What to produce » Extract all lines from the data beneath that include the word "name".

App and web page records
== == ==

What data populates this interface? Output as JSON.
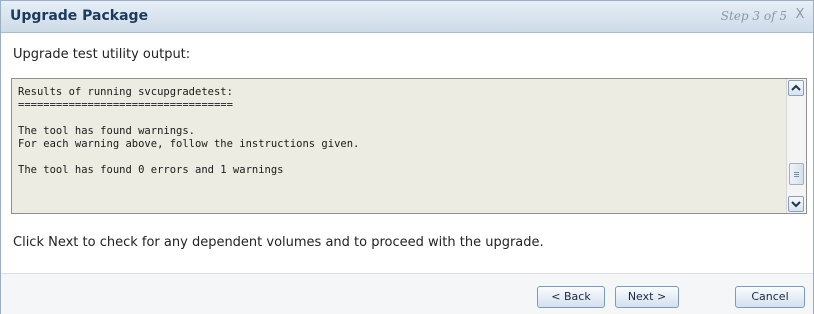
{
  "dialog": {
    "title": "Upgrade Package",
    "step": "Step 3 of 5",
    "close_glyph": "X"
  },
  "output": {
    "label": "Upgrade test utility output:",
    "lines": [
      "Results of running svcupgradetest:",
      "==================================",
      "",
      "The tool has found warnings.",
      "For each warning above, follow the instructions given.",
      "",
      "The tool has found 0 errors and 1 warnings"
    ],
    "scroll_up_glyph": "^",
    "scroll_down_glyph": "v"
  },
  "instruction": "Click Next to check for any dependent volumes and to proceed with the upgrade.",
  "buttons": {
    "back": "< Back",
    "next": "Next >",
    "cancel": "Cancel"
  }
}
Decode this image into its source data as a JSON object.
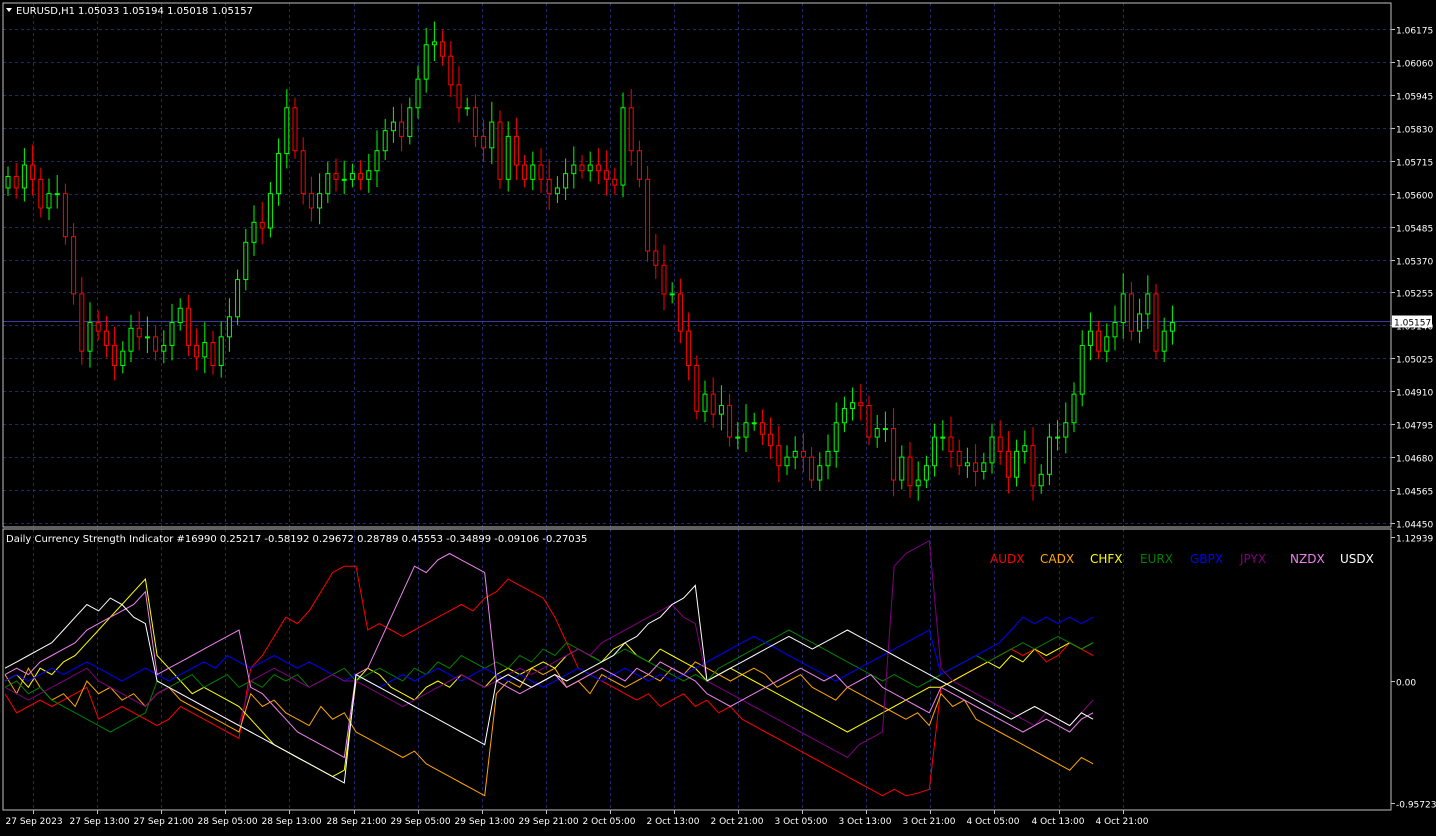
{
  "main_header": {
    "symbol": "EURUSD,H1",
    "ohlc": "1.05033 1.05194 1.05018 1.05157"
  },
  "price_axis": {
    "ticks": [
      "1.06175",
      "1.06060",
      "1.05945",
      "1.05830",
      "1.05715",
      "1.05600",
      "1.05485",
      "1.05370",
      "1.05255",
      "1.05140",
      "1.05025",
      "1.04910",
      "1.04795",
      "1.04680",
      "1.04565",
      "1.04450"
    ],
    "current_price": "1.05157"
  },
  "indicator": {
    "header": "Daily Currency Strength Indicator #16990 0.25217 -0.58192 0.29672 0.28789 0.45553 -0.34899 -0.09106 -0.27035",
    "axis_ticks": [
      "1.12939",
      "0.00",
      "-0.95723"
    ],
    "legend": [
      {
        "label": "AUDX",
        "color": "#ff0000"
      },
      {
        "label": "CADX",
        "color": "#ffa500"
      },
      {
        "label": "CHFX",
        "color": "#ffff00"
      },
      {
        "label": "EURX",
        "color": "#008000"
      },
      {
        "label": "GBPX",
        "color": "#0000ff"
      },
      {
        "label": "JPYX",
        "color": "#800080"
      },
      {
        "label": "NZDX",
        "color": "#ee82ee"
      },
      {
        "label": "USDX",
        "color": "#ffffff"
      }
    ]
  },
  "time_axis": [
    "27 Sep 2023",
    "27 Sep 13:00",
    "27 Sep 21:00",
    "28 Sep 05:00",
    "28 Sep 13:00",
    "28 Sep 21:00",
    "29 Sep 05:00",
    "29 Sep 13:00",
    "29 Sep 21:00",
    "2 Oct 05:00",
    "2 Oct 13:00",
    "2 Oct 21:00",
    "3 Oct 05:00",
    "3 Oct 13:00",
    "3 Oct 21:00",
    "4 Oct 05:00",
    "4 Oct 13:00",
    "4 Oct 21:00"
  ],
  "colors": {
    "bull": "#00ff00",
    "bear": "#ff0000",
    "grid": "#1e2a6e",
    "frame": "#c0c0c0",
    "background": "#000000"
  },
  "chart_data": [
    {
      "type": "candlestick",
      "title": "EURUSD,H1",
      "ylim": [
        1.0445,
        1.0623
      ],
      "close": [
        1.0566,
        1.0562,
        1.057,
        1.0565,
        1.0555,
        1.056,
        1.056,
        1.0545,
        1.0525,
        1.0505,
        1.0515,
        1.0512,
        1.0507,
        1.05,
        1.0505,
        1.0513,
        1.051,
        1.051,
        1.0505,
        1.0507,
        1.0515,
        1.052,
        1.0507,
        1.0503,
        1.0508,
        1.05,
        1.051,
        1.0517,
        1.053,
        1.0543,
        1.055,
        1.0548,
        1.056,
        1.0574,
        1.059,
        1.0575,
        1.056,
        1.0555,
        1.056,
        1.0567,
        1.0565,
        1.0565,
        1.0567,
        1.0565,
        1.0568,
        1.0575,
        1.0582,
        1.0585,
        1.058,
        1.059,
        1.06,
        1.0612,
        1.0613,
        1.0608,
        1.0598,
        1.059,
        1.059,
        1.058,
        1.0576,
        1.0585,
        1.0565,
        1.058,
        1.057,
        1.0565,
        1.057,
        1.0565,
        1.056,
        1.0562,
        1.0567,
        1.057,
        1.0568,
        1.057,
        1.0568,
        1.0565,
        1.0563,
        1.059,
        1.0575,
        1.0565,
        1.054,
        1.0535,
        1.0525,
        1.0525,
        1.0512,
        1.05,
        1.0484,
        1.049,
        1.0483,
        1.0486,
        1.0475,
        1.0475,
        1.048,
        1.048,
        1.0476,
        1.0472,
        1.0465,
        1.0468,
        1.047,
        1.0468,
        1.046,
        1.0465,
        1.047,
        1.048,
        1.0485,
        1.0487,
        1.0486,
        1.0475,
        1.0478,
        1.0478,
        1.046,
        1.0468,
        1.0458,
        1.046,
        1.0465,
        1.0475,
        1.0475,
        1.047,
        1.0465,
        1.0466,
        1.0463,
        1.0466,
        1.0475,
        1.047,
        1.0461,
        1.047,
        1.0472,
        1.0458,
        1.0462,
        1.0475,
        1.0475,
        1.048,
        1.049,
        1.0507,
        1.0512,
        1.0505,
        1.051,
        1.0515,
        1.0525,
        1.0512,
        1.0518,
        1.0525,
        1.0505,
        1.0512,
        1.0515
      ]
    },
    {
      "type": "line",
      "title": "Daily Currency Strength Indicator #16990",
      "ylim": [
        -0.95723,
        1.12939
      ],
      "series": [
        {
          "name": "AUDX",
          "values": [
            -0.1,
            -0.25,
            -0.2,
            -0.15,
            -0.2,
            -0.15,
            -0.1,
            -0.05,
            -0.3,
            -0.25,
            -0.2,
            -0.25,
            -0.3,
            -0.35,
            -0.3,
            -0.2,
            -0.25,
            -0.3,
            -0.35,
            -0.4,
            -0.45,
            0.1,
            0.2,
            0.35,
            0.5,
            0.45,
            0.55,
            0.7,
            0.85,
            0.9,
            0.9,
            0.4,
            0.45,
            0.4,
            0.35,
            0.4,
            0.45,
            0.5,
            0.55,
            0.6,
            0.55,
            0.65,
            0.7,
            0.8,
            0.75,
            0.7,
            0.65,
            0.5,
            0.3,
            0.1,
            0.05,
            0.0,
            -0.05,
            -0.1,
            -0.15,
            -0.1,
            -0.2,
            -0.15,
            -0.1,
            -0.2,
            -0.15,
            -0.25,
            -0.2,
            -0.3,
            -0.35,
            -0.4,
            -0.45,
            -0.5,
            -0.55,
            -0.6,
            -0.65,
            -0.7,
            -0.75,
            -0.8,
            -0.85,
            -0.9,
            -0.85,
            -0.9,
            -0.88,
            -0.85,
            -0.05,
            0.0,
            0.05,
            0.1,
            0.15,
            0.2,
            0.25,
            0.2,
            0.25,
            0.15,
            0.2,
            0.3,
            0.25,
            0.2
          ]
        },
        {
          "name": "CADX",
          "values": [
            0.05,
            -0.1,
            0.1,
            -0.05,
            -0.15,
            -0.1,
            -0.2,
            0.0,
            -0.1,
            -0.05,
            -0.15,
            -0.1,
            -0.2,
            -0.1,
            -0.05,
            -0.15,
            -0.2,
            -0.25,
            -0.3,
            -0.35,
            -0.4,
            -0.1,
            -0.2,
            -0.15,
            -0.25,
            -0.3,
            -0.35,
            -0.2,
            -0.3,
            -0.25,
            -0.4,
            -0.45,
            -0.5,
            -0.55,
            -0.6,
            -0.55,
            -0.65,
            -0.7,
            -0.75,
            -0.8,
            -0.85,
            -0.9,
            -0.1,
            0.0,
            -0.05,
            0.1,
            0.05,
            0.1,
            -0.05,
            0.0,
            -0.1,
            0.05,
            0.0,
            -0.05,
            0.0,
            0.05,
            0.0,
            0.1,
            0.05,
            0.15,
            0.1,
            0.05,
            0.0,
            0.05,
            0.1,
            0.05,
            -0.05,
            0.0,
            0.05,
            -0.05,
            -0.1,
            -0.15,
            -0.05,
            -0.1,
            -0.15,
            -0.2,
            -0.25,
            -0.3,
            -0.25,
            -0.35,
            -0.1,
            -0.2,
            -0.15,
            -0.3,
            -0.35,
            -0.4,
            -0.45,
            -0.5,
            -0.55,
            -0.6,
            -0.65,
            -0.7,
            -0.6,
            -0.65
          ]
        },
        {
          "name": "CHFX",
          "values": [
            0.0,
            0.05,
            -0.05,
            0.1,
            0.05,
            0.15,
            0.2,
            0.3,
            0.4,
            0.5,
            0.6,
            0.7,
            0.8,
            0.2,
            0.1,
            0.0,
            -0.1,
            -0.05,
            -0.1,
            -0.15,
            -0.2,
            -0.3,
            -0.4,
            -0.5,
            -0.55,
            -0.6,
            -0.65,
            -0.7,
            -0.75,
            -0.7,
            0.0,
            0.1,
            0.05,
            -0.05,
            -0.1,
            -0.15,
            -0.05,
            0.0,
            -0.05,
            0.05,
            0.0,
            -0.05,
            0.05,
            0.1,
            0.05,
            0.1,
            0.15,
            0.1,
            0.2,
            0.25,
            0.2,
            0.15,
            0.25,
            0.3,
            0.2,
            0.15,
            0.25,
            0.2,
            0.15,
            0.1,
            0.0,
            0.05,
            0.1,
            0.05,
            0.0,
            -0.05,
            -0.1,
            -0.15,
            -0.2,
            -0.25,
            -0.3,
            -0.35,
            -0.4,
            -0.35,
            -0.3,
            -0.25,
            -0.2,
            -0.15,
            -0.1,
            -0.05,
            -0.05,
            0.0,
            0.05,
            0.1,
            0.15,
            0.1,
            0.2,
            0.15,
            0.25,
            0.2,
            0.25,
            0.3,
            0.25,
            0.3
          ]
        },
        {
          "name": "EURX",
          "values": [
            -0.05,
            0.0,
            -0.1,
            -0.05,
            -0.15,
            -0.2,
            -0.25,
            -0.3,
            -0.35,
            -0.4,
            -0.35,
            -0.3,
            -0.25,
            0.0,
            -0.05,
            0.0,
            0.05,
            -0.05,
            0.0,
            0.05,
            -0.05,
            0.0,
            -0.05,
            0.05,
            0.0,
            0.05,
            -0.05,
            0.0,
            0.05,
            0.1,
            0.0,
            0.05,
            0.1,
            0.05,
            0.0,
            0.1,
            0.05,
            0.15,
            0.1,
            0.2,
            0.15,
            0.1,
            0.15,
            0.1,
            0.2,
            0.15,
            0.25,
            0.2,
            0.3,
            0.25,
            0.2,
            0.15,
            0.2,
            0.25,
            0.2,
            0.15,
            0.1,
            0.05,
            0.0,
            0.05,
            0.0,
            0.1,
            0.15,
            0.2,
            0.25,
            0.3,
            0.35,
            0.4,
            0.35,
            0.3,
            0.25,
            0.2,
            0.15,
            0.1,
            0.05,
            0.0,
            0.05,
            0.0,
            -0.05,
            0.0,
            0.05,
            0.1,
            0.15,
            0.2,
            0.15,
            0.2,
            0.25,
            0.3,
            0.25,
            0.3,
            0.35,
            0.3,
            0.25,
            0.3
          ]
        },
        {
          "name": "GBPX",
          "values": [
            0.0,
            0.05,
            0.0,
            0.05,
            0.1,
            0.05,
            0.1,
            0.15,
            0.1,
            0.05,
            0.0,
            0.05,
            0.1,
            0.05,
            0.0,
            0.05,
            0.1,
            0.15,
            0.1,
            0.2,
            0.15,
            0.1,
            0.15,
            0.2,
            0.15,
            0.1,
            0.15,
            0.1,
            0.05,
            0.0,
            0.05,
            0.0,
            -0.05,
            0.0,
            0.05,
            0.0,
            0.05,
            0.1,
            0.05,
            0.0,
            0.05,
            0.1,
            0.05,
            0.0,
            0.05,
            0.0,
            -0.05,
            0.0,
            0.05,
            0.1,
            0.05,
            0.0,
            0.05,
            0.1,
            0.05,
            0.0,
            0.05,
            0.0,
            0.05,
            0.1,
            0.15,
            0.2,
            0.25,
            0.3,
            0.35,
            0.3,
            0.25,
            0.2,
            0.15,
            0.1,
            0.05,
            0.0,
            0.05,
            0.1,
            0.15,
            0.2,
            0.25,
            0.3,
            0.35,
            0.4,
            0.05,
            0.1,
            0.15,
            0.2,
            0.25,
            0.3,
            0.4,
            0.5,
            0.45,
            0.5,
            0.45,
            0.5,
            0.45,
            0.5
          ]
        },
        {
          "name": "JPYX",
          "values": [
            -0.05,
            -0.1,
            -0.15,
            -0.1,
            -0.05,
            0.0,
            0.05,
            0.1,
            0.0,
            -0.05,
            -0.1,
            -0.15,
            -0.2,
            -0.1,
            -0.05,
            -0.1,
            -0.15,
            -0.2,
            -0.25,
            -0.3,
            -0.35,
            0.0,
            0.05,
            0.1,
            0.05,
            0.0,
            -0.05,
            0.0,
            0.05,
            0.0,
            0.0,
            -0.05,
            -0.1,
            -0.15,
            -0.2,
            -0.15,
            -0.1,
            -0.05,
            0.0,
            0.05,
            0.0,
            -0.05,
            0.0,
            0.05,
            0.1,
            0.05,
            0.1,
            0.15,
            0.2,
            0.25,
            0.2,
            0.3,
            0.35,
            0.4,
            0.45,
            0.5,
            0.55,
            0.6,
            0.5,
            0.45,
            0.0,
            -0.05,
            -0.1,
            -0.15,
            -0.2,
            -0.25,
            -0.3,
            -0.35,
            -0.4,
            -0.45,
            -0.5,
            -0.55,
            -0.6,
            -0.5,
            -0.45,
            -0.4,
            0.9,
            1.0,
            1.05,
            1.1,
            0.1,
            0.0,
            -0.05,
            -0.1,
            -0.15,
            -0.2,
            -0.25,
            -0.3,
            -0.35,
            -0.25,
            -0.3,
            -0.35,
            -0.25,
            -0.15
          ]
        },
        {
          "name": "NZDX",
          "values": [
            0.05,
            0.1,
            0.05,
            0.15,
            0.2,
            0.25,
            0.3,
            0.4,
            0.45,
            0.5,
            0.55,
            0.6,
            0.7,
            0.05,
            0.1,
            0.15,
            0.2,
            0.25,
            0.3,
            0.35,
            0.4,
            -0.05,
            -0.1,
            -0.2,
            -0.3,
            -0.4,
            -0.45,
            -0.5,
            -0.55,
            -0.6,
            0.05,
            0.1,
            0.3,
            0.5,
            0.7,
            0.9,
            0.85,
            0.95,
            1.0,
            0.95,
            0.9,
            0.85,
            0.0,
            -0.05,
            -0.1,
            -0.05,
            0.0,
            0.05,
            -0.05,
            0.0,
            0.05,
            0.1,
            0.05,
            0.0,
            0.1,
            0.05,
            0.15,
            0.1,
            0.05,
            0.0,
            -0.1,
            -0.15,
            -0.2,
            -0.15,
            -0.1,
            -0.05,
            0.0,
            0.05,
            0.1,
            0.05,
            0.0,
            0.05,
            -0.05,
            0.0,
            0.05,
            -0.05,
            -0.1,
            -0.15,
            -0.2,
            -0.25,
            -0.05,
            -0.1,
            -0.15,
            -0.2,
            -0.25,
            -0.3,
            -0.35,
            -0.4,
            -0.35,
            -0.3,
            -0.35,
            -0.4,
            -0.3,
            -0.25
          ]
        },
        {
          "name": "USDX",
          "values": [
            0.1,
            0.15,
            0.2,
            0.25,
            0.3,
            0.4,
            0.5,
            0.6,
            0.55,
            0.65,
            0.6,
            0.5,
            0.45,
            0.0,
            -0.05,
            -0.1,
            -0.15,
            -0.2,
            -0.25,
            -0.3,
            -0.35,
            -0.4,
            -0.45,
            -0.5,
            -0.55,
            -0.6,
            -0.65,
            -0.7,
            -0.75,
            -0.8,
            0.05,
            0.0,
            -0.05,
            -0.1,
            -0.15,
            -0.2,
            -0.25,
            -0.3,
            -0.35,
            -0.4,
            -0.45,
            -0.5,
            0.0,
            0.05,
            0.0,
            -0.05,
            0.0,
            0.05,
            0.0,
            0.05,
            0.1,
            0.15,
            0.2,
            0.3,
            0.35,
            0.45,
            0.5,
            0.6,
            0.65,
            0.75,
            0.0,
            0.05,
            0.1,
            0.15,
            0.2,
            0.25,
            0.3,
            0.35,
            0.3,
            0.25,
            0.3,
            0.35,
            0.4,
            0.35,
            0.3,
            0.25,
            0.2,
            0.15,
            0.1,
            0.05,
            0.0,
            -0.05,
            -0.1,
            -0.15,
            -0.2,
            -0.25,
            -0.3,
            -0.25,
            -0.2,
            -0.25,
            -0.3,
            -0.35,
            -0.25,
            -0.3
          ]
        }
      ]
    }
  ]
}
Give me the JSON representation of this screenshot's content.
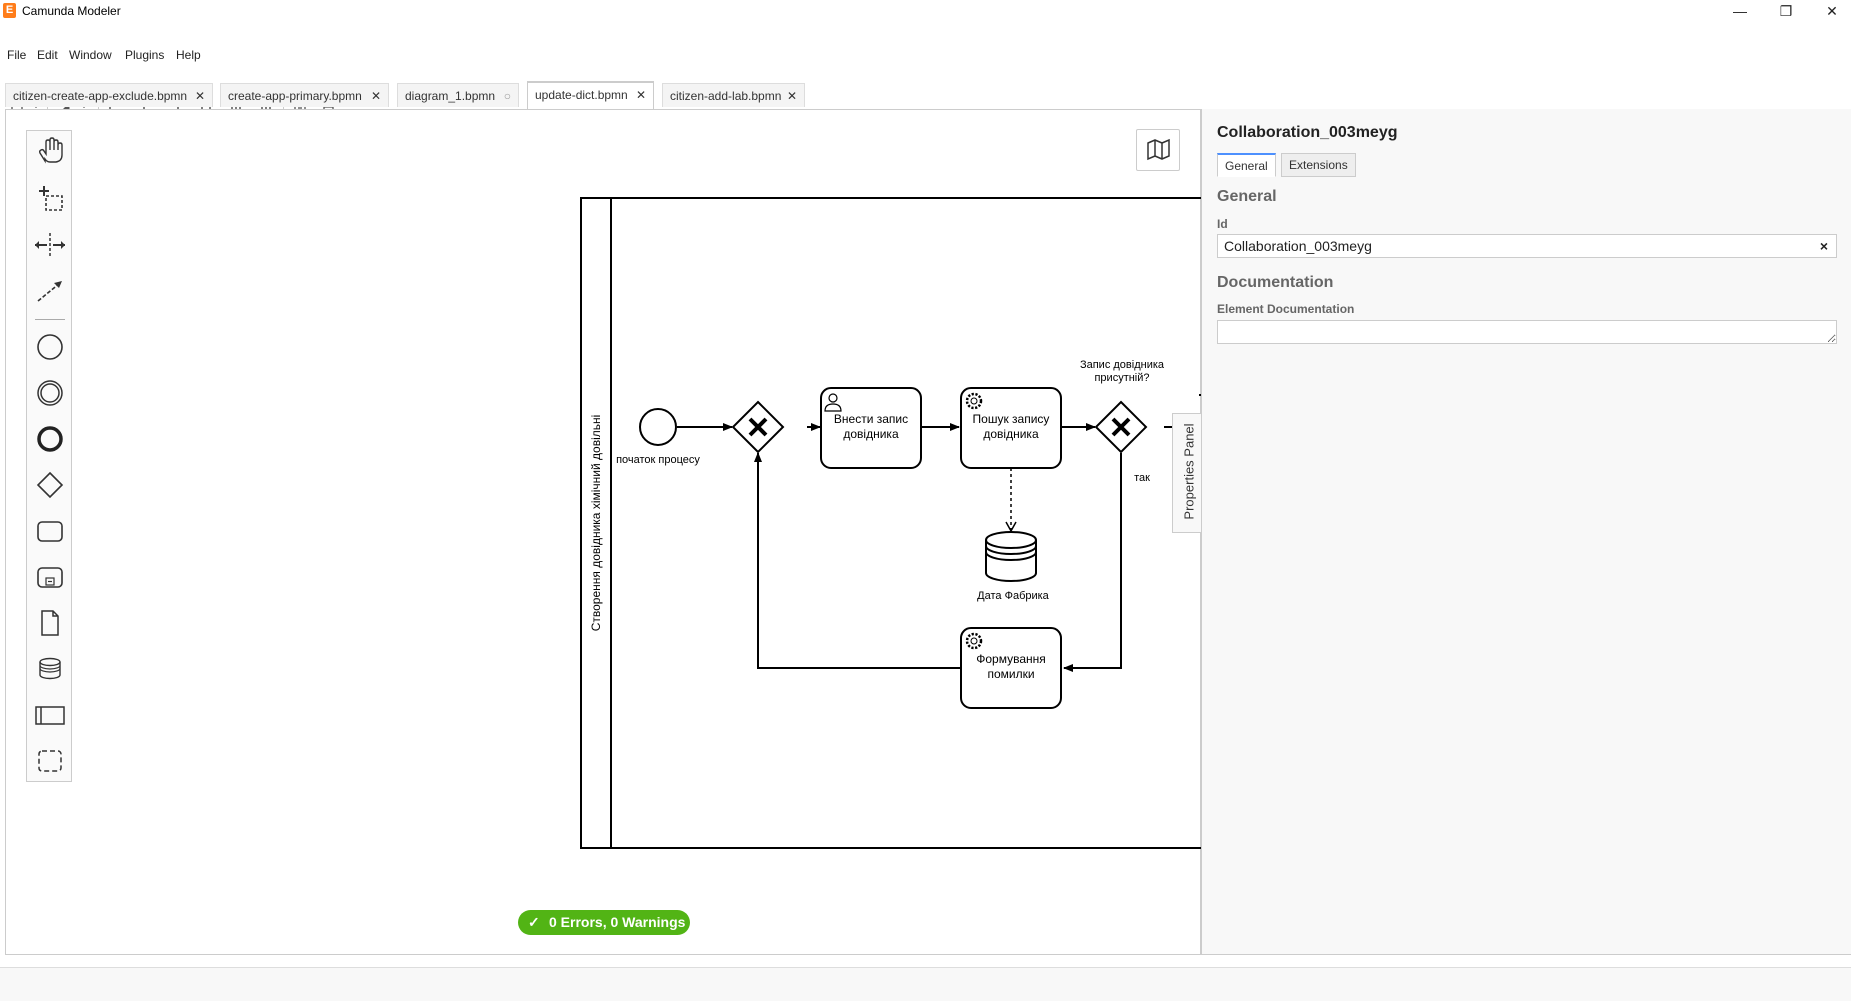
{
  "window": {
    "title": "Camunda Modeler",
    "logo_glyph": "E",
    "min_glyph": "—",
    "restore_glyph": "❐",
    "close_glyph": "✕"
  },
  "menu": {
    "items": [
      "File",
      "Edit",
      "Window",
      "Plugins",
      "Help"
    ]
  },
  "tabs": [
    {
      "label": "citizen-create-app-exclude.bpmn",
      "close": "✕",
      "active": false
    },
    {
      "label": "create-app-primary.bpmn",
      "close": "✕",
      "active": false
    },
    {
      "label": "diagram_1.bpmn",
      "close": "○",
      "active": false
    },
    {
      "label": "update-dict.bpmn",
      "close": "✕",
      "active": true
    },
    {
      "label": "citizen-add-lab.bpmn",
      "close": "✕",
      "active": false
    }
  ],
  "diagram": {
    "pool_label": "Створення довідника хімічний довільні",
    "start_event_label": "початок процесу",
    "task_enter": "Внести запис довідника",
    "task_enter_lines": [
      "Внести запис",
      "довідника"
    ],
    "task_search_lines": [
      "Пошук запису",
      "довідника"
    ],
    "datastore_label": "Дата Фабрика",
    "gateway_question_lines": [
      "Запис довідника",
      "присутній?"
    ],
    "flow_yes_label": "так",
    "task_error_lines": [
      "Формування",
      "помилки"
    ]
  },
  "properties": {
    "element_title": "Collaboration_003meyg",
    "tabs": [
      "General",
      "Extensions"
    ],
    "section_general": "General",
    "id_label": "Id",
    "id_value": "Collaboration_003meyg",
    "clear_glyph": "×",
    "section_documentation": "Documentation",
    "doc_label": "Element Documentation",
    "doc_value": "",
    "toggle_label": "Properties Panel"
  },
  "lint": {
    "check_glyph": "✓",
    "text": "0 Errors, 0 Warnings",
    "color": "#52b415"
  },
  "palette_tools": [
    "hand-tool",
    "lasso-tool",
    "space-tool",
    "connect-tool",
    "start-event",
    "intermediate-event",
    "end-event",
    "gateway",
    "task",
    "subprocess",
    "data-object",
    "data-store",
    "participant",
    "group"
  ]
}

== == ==

Result for this exercise »
          "name": "AUDX",
          "name": "CADX",
          "name": "CHFX",
          "name": "EURX",
          "name": "GBPX",
          "name": "JPYX",
          "name": "NZDX",
          "name": "USDX",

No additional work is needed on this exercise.